Occasional Paper No. 5

ARRA Labor Market Dynamics An Overview of the American Recovery and Reinvestment Act of 2009 as it Pertains to the Wyoming Department of Employment Research & Planning Section and the Rocky Mountain and Northern Plains Consortium


The full document is available online here.

Chapter 1.
Definition(s) of "Green" Jobs
Chapter 2.
A Review of Alternative Energy and Environmental Enhancement Technologies (Excerpted in June 2011 Trends)
Chapter 3.
State Level Legislation Regarding Energy-Efficient Technologies
Chapter 4.
Legislation and Regulatory Landscape Regarding EE Technologies
Chapter 5.
Results of the Baseline Survey (Article in February 2011 Trends)
Chapter 6.
A Summary of the New Hires Survey (Article in February 2011 Trends)
Chapter 7.
Text Mining Analysis of the New Hires Survey
Chapter 8.
Wyoming IMPLAN Analysis of ARRA Spending (Article in October 2010 Trends)

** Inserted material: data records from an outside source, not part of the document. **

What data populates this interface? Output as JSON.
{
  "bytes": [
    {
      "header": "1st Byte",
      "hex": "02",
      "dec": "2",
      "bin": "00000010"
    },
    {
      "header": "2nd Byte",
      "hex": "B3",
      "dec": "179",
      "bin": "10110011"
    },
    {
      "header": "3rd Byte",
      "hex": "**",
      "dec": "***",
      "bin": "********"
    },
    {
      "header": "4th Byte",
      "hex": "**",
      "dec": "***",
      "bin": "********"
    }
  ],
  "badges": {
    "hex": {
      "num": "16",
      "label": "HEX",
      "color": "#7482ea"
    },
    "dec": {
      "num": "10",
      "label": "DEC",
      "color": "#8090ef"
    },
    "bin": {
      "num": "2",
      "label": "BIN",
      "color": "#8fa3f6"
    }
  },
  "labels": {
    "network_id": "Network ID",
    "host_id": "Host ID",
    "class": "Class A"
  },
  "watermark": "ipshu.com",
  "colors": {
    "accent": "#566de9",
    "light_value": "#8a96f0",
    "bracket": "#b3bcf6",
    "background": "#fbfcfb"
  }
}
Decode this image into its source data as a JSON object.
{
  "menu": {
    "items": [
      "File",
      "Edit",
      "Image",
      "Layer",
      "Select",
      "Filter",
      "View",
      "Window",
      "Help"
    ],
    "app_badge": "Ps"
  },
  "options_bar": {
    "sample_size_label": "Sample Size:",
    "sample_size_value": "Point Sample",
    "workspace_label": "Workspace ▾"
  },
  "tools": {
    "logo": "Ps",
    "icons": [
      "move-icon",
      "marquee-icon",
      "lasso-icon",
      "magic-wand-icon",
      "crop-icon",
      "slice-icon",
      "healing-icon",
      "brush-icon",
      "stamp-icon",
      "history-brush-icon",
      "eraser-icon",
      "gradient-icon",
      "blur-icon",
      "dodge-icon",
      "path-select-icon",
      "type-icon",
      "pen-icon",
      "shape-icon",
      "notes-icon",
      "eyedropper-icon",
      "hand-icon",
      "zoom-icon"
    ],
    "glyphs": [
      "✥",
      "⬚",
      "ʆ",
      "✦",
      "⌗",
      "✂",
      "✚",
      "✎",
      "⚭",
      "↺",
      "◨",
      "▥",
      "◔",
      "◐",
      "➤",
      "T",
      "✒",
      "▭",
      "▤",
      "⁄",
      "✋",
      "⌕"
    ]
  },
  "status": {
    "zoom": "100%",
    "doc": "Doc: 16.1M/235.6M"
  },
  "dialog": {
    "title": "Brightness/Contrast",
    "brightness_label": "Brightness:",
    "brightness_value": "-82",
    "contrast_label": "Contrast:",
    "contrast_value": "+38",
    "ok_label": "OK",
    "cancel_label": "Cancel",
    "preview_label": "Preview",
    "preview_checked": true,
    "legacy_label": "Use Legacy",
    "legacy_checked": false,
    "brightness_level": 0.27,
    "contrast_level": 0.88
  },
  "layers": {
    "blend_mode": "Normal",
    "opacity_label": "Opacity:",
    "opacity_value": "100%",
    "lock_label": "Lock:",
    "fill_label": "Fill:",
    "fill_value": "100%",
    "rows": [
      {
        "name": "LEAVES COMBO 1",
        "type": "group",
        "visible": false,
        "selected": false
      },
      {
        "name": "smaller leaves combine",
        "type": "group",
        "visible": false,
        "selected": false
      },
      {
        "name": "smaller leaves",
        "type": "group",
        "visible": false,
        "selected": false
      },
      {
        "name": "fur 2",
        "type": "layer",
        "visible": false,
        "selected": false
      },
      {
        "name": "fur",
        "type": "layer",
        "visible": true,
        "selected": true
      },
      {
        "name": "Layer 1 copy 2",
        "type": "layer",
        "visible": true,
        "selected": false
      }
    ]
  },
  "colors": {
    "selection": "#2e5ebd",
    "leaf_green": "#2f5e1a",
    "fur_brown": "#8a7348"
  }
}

Text Mining Analysis of the New Hires Survey

by: Sara Saulcy, Senior Economist,
and Tony Glover, Workforce Information Supervisor, March 2011

Using the data from the New Hires Survey (2009Q4 and 2010Q1), a project was conducted to identify the job skills required for newly hired employees. Additionally, the difference in skill sets between those workers with an EE ("energy efficiency" or "environmentally enhancing") component to their jobs was compared to those workers that did not (see the definition of EE employment). The results of this research will be used to inform employees, educators, policy makers, and training providers about the skills necessary to gain employment in Wyoming's labor market.


The new hires questionnaire was comprised of two types of questions: closed-ended questions and open-ended questions. Closed-ended questions limit the number of possible responses. These types of questions force respondents to choose from a limited number of responses. An example of a closed-ended question is "What time is it where you live?" In open-ended questions, response options are not limited. "What is your opinion of Wyoming's economy?" is an example of an open-ended question. To assess employer skills needs, R&P first asked employers closed-ended questions about five types of skills:

The open-ended question was, "In your opinion, what one skill is most important to accomplishing the activities and duties of this job? It could be one of the above or it could be another skill."

In order to evaluate respondents' answers to the open-ended question, a technique called text mining was employed. Text mining is a useful tool for evaluating and quantifying responses to open-ended questions. The process helps to identify themes that cannot otherwise be determined from closed-ended questions. The purpose of identifying themes is to capture information based on what respondents consider important, not what researchers consider important. For large surveys (over 5,000 responses in this case), text mining by hand is impractical. Therefore, R&P used text mining software to expedite the process of capturing common themes reported by employers about skills needed to be successful in jobs for which employees were newly hired.



Of the 5,331 newly hired positions examined, service orientation was the skill most frequently reported as being important (28.1%). Understandably, more than one skill was considered as important for many of these newly hired jobs. The 10 most frequent co-occurrences are shown in the Table 1.

Of all new hires, 926 (17.4%) held jobs that involve activities and duties related to increasing energy efficiency, utilizing or developing renewable energy resources, or preserving and/or restoring the environment some or all of the time.

Of the five skills, critical thinking had the highest frequency of importance for environmental jobs: (247 of 926, or 26.7%) followed by service orientation (185, or 20.0%). Although critical thinking was more often reported as important for environmental jobs (26.7%) than for non-environmental jobs (16.8%), it was important for all jobs. The full text mining report is available online here.

Last modified by Phil Ellsworth.